FIG. 4 illustrates an embodiment 400 for measuring together leakage current for both “0” and “1” state N-bit cell DRAMS 210 and 310′, respectively. In this embodiment, first current monitor (mirror circuit) 220 measures leakage current associated with dummy “0” state N-bit cell DRAM array 210 as described above with regard to FIG. 2 a and second current monitor (mirror circuit) 320 measures leakage current associated with dummy “1” state N-bit cell DRAM array 310′ as described above with regard to FIG. 3 b. The respective leakage currents are applied to a third mirror circuit 410 that measures the leakage current as previously described. In this case, M4, i.e., M1 332 referred to in FIG. 3 b, is a current supplier and supplies current Iext1, whereas M1, i.e., M1 232 referred to in FIG. 2 a, is a current sinker and will sink current Iext0, thereby providing total leakage current Iext0,1 at M2 of third current mirror 410.

Although not shown, N-bit cells 210′ and N-bit cells 310 may be substituted for N bit cells 210 and N bit cells 310′, respectively, in a DRAM configuration comprising p-channel devices.

The leakage current monitoring circuitry described herein provide leakage current detection for DRAM cells while minimizing space usage and voltage dependency. Because the leakage current in DRAM cells strongly depends on the applied bias voltage, process deviation and operating temperature, the detected leakage current can be used as a window into the environmental conditions of the DRAM array. For instance, the charge of memory cells in DRAM arrays must be refreshed periodically. But, the refresh period is fully determined by the capacitance of the cell capacitor and leakage current. The extracted leakage current can be used to dynamically and in real-time determine the refresh period dependent upon a variety of operating environment conditions discerned from the detected leakage current, such as temperature or applied voltage. Further, in usage, the leakage current monitor output can be treated as an ideal current source, since the current output node can accept a large voltage swing and it does not generate disturbance when it is working with other circuits.

Although the invention has been described in terms of exemplary embodiments, it is not limited thereto. Rather, the appended claims should be construed broadly to include other variants and embodiments of the invention that may be made by those skilled in the art without departing from the scope and range of equivalents of the invention.

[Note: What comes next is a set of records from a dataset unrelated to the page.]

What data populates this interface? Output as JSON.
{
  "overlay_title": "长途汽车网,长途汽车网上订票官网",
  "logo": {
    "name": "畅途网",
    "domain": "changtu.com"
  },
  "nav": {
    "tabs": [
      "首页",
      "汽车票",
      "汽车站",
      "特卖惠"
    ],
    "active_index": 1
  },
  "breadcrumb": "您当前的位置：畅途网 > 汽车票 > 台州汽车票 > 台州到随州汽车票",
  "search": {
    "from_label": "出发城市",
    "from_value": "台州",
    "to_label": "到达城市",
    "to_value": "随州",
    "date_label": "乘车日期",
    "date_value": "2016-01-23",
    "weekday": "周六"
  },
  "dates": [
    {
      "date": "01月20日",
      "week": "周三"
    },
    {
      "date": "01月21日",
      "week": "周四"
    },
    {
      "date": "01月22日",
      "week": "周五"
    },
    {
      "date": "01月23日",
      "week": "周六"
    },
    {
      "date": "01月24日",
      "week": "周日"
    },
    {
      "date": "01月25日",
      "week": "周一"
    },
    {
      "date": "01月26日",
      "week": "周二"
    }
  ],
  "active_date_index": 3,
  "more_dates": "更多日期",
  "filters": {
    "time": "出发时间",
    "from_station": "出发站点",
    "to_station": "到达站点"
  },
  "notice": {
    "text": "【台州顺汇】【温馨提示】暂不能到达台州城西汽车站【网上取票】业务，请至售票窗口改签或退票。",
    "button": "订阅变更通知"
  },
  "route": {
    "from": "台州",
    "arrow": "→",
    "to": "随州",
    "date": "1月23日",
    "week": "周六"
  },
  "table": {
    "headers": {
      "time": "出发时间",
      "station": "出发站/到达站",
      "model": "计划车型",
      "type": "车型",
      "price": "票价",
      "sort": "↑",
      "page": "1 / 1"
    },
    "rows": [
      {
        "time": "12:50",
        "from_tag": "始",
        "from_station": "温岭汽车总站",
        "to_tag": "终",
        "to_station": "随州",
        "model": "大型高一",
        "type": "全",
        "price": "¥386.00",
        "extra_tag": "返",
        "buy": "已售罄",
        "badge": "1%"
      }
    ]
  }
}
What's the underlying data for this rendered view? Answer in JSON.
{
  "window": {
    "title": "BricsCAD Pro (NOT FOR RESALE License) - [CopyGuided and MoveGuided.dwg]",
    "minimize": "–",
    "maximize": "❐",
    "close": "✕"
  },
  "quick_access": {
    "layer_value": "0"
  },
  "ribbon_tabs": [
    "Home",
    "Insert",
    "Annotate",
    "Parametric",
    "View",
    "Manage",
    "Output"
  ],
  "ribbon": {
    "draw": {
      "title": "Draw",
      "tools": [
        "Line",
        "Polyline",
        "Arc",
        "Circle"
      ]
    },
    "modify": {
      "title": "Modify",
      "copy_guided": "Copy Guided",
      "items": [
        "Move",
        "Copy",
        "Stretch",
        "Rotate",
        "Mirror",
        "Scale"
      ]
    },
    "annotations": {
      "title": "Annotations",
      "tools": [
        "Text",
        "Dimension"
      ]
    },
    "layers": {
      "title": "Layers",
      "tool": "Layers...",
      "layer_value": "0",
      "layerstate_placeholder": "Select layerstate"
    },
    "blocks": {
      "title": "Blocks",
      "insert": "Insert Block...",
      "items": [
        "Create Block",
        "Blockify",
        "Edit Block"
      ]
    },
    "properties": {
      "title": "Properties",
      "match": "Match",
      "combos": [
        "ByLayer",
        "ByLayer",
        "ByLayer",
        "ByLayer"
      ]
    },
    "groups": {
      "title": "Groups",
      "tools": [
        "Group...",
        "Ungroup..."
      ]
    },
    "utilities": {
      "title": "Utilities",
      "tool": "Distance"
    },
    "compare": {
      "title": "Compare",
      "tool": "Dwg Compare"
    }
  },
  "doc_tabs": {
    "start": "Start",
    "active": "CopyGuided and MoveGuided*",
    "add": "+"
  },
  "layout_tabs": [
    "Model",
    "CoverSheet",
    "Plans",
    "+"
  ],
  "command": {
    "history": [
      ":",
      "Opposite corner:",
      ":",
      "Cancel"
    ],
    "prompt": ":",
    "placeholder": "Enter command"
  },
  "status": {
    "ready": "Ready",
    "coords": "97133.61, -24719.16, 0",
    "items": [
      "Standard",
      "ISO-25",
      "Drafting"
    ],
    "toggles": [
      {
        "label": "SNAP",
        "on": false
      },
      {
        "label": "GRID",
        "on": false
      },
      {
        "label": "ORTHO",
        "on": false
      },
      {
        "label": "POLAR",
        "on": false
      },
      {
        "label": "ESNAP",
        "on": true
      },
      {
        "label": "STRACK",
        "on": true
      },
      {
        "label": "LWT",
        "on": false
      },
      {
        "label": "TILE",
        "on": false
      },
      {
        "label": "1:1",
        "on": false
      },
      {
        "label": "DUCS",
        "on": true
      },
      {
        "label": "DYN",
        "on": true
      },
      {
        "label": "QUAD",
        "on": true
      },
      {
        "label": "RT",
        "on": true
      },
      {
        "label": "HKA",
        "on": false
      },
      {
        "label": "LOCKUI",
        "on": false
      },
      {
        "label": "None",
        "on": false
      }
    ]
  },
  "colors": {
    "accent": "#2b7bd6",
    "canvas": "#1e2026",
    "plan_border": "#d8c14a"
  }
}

Referenced by
Citing PatentFiling datePublication dateApplicantTitle
US7242630 *Dec 29, 2005Jul 10, 2007Stmicroelectronics Pvt. Ltd.Memory device with reduced leakage current
US7460422 *Apr 12, 2006Dec 2, 2008International Business Machines CorporationDetermining history state of data based on state of partially depleted silicon-on-insulator
US7633819Jul 28, 2008Dec 15, 2009International Business Machines CorporationDetermining history state of data in data retaining device based on state of partially depleted silicon-on-insulator
US7869298Mar 11, 2008Jan 11, 2011International Business Machines CorporationDetermining relative amount of usage of data retaining device based on potential of charge storing device
US7913193Oct 26, 2007Mar 22, 2011International Business Machines CorporationDetermining relative amount of usage of data retaining device based on potential of charge storing device
US7937560May 15, 2008May 3, 2011International Business Machines CorporationProcessor pipeline architecture logic state retention systems and methods
Classifications
U.S. Classification365/149
International ClassificationG11C11/4094, G11C29/50, G11C11/24, G11C7/12
Cooperative ClassificationG11C11/401, G11C29/50, G11C29/50016, G11C7/12, G11C11/4094
European ClassificationG11C29/50D, G11C11/4094, G11C29/50, G11C7/12
Legal Events
DateCodeEventDescription
Sep 25, 2013FPAYFee payment
Year of fee payment: 8
Sep 23, 2009FPAYFee payment
Year of fee payment: 4
Jan 2, 2007CCCertificate of correction
May 6, 2004ASAssignment
Owner name: TAIWAN SEMICONDUCTOR MANUFACTURING CO., LTD., TAIW
Free format text: ASSIGNMENT OF ASSIGNORS INTEREST;ASSIGNORS:HUANG, CHIEN-HUA;CHOU, CHUNG-CHENG;REEL/FRAME:015311/0309
Effective date: 20040430